Read: Ezekiel 40-43
Today we are treated to a vision that speaks to the people in exile, that offers them hope in a desperate time. We have to jump toward the end of this section to gain an understanding for this scripture: “Write these down before them so that they may be faithful to its design and follow all its regulations.” (Ezekiel 43:11)
Imagine for a moment that all we know and take for granted today is gone, our home, our place of worship, our livelihood, even friends and family have been killed or separated. Now extend that for 25 years. Look back where you were 25 years ago to try and gain some perspective. I find this difficult to do and appreciate, but it’s within this context that God tells Ezekiel to write down a vision that will inspire the people.
40:1 In the twenty-fifth year of our exile, at the beginning of the year, on the tenth of the month, in the fourteenth year after the fall of the city—on that very day the hand of the Lord was on me and he took me there. 2In visions of God he took me to the land of Israel and set me on a very high mountain, on whose south side were some buildings that looked like a city. 3He took me there, and I saw a man whose appearance was like bronze; he was standing in the gateway with a linen cord and a measuring rod in his hand. 4The man said to me, “Son of man, look carefully and listen closely and pay attention to everything I am going to show you, for that is why you have been brought here. Tell the people of Israel everything you see.” Ezekiel 40:1-4
Tell the people everything you see to give them hope, to inspire them to keep the faith.
He said: “Son of man, this is the place of my throne and the place for the soles of my feet. This is where I will live among the Israelites forever. The people of Israel will never again defile my holy name—neither they nor their kings—by their prostitution and the funeral offerings for their kings at their death. Ezekiel 43:7
Our God, the Creator of all, cares so much that he would go into elaborate detail to paint a vision for our ancestors to understand they are not forgotten–and He will dwell with them again. With us.
To be completely transparent, the details included in the reading today did not give me an exciting view of the future. It wasn’t until the end when I heard the whisper that suggested I needed perspective, I needed to have some empathy; only then did this make sense to me. Preaching a sermon on this text would likely fall flat as the ornate description of ancient buildings is unlikely to draw a crowd, but this is where I need to learn the lesson for today: it’s not all about me! Seriously. I’m embarrassed to think every word must be something for me.

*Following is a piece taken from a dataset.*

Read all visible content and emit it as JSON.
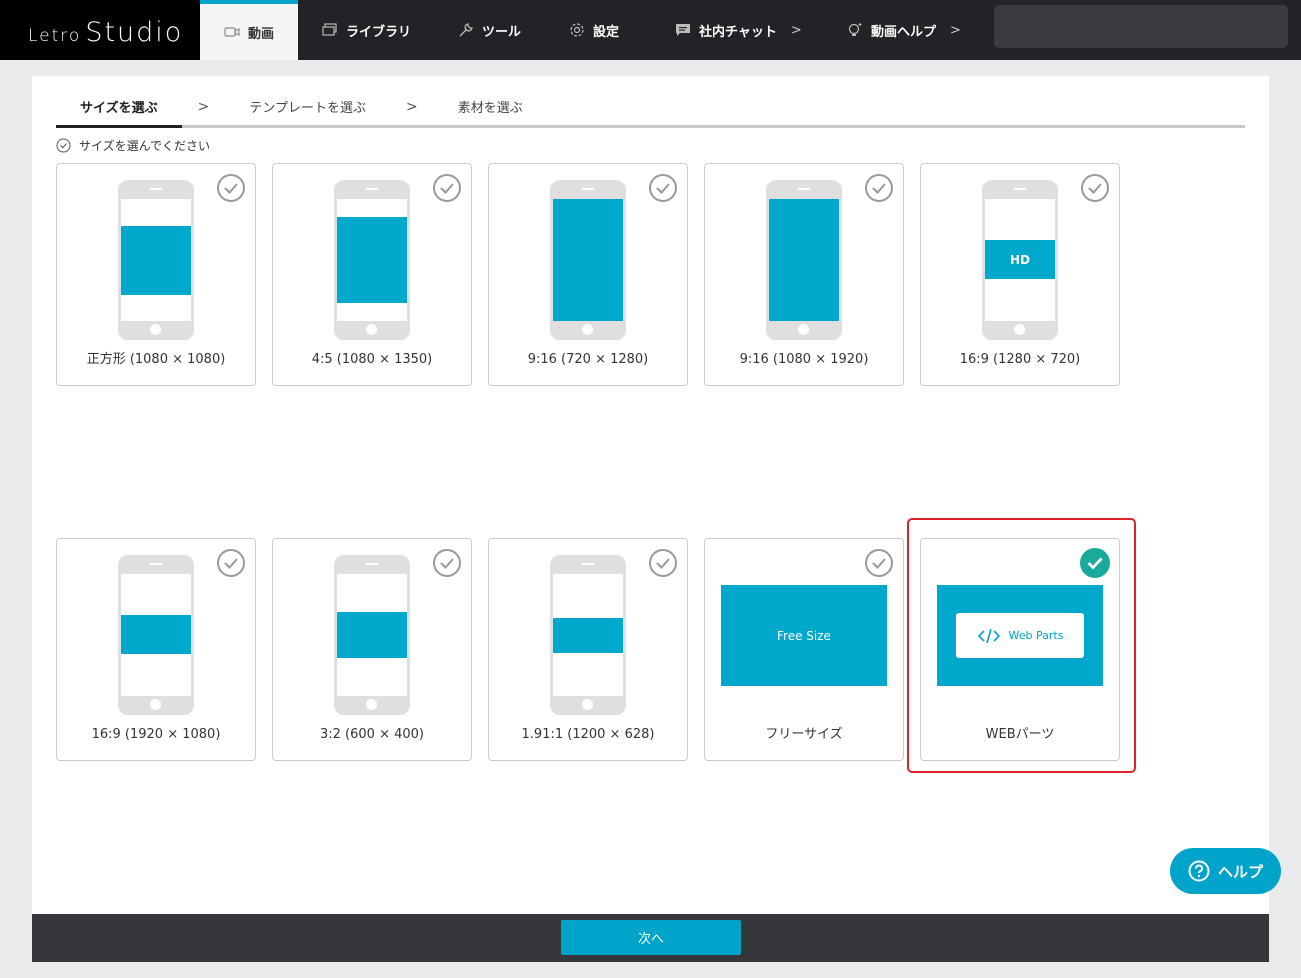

Lord, your promise is too good for us. The hope you offer too great. Help us to humbly accept that which you lavish upon us.